But, how on earth did this star-gazing switchman gain the opportunity to study ancient Greek? In his autobiography, which was completed after his death by his daughter Ellen, who writes: “At this time Mr Jackson held evening classes for men and charged them a halfpenny a week. Father with some others went to him to learn Greek, and got on very well with it. He greatly enjoyed these classes, and in later life would say how grateful he was for them.”
The “Mr Jackson” Ellen Langdon names was none other than The Reverend John Jackson, a Baptist Minister, who in the 1840s took it upon himself to prepare “suitable young men” for entering dissenting theological colleges, and for non-conformist missionary or pastoral work. The Baptist Magazine (1841) tells of his early success: “Three of these [young men] are now prosecuting their studies at Bristol, Stepney, and Bradford. One is settled in the pastorate. Two have been directed to important spheres of usefulness as town missionaries; one is occupied in missionary labour abroad: and three are now in the house.”

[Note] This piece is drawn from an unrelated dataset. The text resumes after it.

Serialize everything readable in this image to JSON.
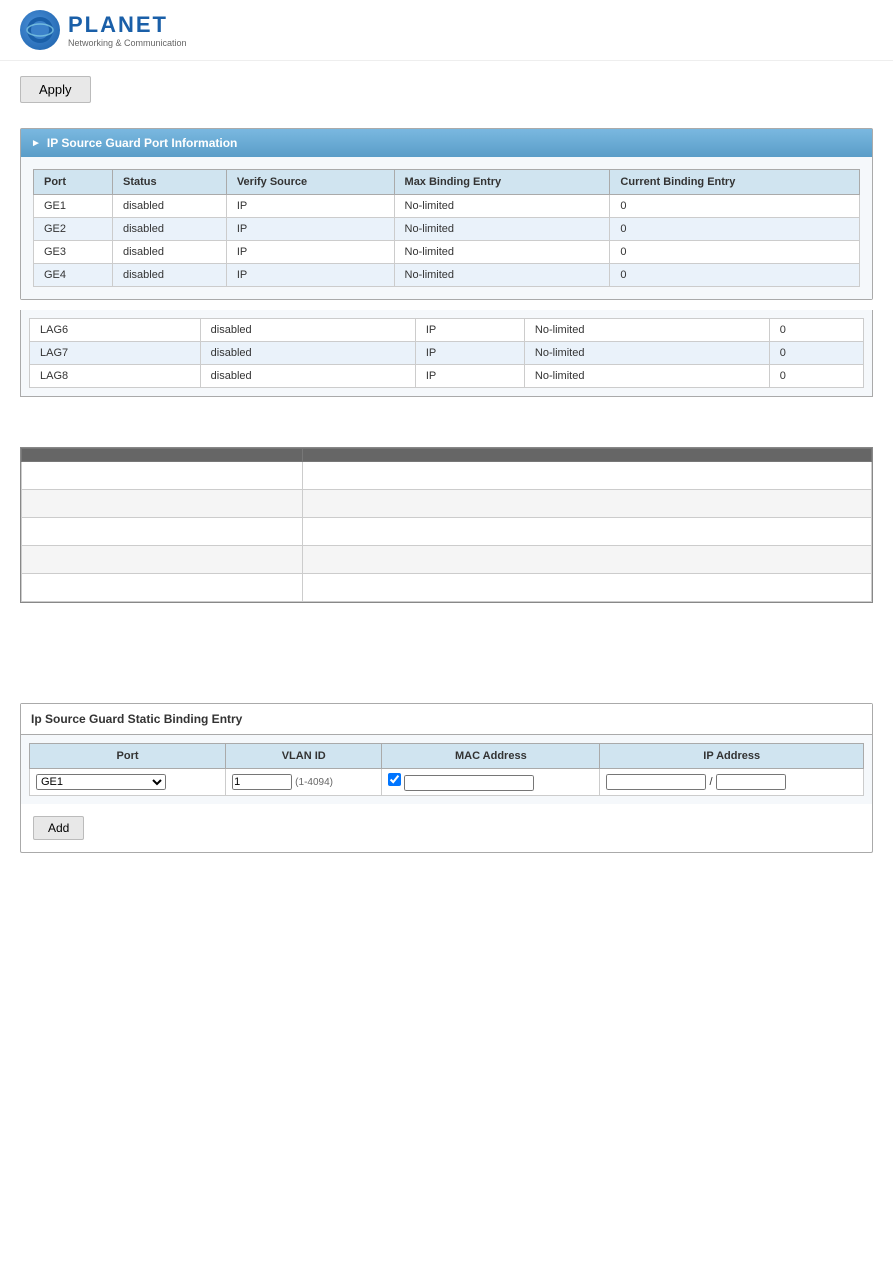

This preparation for a life as clergymen would have consisted predominantly of learning Greek and Latin. Over twenty years later Jackson was still teaching the “learned languages” in Taunton. It is wonderful to discover that on the side of his missionary training he also taught Greek to workers for halfpenny a week, thus providing an extremely rare and precious opportunity for working-class men to experience and benefit from a slice of the prohibitively expensive classical education. What is even more even more exciting is that one of his studious pupils was destined to rise per ardua ad astra (in more sense than one) by presenting an academic paper in 1871 to the Royal Astronomical Society in London.
Many thanks are due to Graham Parnell and the Silverton Local History Society for generous collaboration and kind permission to use the pictures